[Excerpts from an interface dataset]
_ _ _ _ _ _ _

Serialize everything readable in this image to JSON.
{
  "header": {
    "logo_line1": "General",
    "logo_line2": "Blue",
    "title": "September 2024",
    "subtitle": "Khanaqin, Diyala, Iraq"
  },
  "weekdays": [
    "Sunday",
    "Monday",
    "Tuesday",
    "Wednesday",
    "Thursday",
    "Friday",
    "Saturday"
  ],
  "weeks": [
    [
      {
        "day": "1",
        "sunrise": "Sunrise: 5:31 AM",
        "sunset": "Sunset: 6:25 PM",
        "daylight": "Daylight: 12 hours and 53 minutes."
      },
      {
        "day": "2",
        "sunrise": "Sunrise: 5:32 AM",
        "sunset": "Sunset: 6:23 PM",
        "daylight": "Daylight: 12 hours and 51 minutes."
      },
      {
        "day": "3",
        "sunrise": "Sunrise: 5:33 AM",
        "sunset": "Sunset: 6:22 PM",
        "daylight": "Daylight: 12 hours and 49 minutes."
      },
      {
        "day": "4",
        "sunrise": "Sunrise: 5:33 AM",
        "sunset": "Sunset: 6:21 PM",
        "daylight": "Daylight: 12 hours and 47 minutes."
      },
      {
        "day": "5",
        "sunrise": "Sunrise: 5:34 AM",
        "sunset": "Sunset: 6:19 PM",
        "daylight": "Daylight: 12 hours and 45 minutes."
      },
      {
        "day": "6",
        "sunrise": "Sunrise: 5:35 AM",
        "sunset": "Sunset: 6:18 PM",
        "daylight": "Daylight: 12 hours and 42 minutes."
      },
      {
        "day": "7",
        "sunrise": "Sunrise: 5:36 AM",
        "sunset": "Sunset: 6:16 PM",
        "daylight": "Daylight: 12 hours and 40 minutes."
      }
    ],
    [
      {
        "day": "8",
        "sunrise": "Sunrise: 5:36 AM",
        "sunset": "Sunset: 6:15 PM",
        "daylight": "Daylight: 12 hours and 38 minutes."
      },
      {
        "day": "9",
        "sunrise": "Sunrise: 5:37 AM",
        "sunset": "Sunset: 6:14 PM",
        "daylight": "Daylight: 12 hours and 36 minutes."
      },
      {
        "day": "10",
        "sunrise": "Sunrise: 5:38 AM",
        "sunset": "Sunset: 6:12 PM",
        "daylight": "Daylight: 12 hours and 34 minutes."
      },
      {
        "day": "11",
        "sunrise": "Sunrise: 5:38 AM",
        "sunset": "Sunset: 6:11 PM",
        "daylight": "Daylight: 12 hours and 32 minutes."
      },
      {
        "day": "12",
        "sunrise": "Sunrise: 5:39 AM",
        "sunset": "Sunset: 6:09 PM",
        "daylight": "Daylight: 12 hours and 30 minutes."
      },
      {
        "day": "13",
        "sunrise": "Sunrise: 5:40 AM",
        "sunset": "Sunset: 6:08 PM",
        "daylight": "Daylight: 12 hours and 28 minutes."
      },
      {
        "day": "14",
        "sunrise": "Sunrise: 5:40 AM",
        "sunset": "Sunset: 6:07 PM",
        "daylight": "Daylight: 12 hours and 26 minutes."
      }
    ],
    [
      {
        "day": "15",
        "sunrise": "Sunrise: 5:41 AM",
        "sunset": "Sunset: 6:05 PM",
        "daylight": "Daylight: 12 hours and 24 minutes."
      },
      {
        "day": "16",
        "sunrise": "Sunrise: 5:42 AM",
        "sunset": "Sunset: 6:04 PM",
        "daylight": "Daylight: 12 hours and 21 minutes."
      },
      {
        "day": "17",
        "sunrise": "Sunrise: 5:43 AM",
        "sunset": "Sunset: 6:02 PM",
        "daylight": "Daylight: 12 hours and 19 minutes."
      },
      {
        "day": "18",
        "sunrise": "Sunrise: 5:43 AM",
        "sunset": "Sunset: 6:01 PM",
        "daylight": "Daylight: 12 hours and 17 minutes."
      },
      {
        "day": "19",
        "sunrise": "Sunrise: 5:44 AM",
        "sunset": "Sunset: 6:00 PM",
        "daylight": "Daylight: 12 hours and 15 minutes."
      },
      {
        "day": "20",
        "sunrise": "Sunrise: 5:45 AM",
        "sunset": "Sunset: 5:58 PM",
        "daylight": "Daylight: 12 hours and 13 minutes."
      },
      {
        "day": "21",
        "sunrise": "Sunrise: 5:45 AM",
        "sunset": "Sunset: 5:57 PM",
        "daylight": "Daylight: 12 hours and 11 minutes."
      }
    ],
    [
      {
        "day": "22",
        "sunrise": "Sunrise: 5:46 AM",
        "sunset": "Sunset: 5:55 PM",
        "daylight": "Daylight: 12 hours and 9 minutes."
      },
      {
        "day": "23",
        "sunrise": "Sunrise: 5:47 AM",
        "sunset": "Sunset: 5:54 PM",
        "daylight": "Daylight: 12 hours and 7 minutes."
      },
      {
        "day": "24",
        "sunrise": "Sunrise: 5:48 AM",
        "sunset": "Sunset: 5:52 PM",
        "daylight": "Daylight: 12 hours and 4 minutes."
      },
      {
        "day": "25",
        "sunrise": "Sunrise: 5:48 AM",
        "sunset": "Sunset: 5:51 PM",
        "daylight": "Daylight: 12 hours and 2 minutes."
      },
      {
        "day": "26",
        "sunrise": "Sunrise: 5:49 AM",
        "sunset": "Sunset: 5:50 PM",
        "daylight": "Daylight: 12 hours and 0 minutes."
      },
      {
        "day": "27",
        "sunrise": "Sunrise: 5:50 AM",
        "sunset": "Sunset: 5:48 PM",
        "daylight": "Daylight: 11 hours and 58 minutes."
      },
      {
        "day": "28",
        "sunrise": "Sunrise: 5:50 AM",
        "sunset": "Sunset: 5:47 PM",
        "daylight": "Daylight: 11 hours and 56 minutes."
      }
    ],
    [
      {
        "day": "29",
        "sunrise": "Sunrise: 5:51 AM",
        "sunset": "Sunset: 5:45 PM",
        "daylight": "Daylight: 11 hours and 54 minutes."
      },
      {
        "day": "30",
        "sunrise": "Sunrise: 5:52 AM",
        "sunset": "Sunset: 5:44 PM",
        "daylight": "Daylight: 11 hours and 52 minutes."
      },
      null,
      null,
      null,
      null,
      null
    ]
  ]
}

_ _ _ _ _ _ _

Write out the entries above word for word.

● **WRITTEN SOLUTION**
Serialize everything readable in this image to JSON.
{
  "header": {
    "logo_line1": "General",
    "logo_line2": "Blue",
    "title": "September 2024",
    "subtitle": "Khanaqin, Diyala, Iraq"
  },
  "weekdays": [
    "Sunday",
    "Monday",
    "Tuesday",
    "Wednesday",
    "Thursday",
    "Friday",
    "Saturday"
  ],
  "weeks": [
    [
      {
        "day": "1",
        "sunrise": "Sunrise: 5:31 AM",
        "sunset": "Sunset: 6:25 PM",
        "daylight": "Daylight: 12 hours and 53 minutes."
      },
      {
        "day": "2",
        "sunrise": "Sunrise: 5:32 AM",
        "sunset": "Sunset: 6:23 PM",
        "daylight": "Daylight: 12 hours and 51 minutes."
      },
      {
        "day": "3",
        "sunrise": "Sunrise: 5:33 AM",
        "sunset": "Sunset: 6:22 PM",
        "daylight": "Daylight: 12 hours and 49 minutes."
      },
      {
        "day": "4",
        "sunrise": "Sunrise: 5:33 AM",
        "sunset": "Sunset: 6:21 PM",
        "daylight": "Daylight: 12 hours and 47 minutes."
      },
      {
        "day": "5",
        "sunrise": "Sunrise: 5:34 AM",
        "sunset": "Sunset: 6:19 PM",
        "daylight": "Daylight: 12 hours and 45 minutes."
      },
      {
        "day": "6",
        "sunrise": "Sunrise: 5:35 AM",
        "sunset": "Sunset: 6:18 PM",
        "daylight": "Daylight: 12 hours and 42 minutes."
      },
      {
        "day": "7",
        "sunrise": "Sunrise: 5:36 AM",
        "sunset": "Sunset: 6:16 PM",
        "daylight": "Daylight: 12 hours and 40 minutes."
      }
    ],
    [
      {
        "day": "8",
        "sunrise": "Sunrise: 5:36 AM",
        "sunset": "Sunset: 6:15 PM",
        "daylight": "Daylight: 12 hours and 38 minutes."
      },
      {
        "day": "9",
        "sunrise": "Sunrise: 5:37 AM",
        "sunset": "Sunset: 6:14 PM",
        "daylight": "Daylight: 12 hours and 36 minutes."
      },
      {
        "day": "10",
        "sunrise": "Sunrise: 5:38 AM",
        "sunset": "Sunset: 6:12 PM",
        "daylight": "Daylight: 12 hours and 34 minutes."
      },
      {
        "day": "11",
        "sunrise": "Sunrise: 5:38 AM",
        "sunset": "Sunset: 6:11 PM",
        "daylight": "Daylight: 12 hours and 32 minutes."
      },
      {
        "day": "12",
        "sunrise": "Sunrise: 5:39 AM",
        "sunset": "Sunset: 6:09 PM",
        "daylight": "Daylight: 12 hours and 30 minutes."
      },
      {
        "day": "13",
        "sunrise": "Sunrise: 5:40 AM",
        "sunset": "Sunset: 6:08 PM",
        "daylight": "Daylight: 12 hours and 28 minutes."
      },
      {
        "day": "14",
        "sunrise": "Sunrise: 5:40 AM",
        "sunset": "Sunset: 6:07 PM",
        "daylight": "Daylight: 12 hours and 26 minutes."
      }
    ],
    [
      {
        "day": "15",
        "sunrise": "Sunrise: 5:41 AM",
        "sunset": "Sunset: 6:05 PM",
        "daylight": "Daylight: 12 hours and 24 minutes."
      },
      {
        "day": "16",
        "sunrise": "Sunrise: 5:42 AM",
        "sunset": "Sunset: 6:04 PM",
        "daylight": "Daylight: 12 hours and 21 minutes."
      },
      {
        "day": "17",
        "sunrise": "Sunrise: 5:43 AM",
        "sunset": "Sunset: 6:02 PM",
        "daylight": "Daylight: 12 hours and 19 minutes."
      },
      {
        "day": "18",
        "sunrise": "Sunrise: 5:43 AM",
        "sunset": "Sunset: 6:01 PM",
        "daylight": "Daylight: 12 hours and 17 minutes."
      },
      {
        "day": "19",
        "sunrise": "Sunrise: 5:44 AM",
        "sunset": "Sunset: 6:00 PM",
        "daylight": "Daylight: 12 hours and 15 minutes."
      },
      {
        "day": "20",
        "sunrise": "Sunrise: 5:45 AM",
        "sunset": "Sunset: 5:58 PM",
        "daylight": "Daylight: 12 hours and 13 minutes."
      },
      {
        "day": "21",
        "sunrise": "Sunrise: 5:45 AM",
        "sunset": "Sunset: 5:57 PM",
        "daylight": "Daylight: 12 hours and 11 minutes."
      }
    ],
    [
      {
        "day": "22",
        "sunrise": "Sunrise: 5:46 AM",
        "sunset": "Sunset: 5:55 PM",
        "daylight": "Daylight: 12 hours and 9 minutes."
      },
      {
        "day": "23",
        "sunrise": "Sunrise: 5:47 AM",
        "sunset": "Sunset: 5:54 PM",
        "daylight": "Daylight: 12 hours and 7 minutes."
      },
      {
        "day": "24",
        "sunrise": "Sunrise: 5:48 AM",
        "sunset": "Sunset: 5:52 PM",
        "daylight": "Daylight: 12 hours and 4 minutes."
      },
      {
        "day": "25",
        "sunrise": "Sunrise: 5:48 AM",
        "sunset": "Sunset: 5:51 PM",
        "daylight": "Daylight: 12 hours and 2 minutes."
      },
      {
        "day": "26",
        "sunrise": "Sunrise: 5:49 AM",
        "sunset": "Sunset: 5:50 PM",
        "daylight": "Daylight: 12 hours and 0 minutes."
      },
      {
        "day": "27",
        "sunrise": "Sunrise: 5:50 AM",
        "sunset": "Sunset: 5:48 PM",
        "daylight": "Daylight: 11 hours and 58 minutes."
      },
      {
        "day": "28",
        "sunrise": "Sunrise: 5:50 AM",
        "sunset": "Sunset: 5:47 PM",
        "daylight": "Daylight: 11 hours and 56 minutes."
      }
    ],
    [
      {
        "day": "29",
        "sunrise": "Sunrise: 5:51 AM",
        "sunset": "Sunset: 5:45 PM",
        "daylight": "Daylight: 11 hours and 54 minutes."
      },
      {
        "day": "30",
        "sunrise": "Sunrise: 5:52 AM",
        "sunset": "Sunset: 5:44 PM",
        "daylight": "Daylight: 11 hours and 52 minutes."
      },
      null,
      null,
      null,
      null,
      null
    ]
  ]
}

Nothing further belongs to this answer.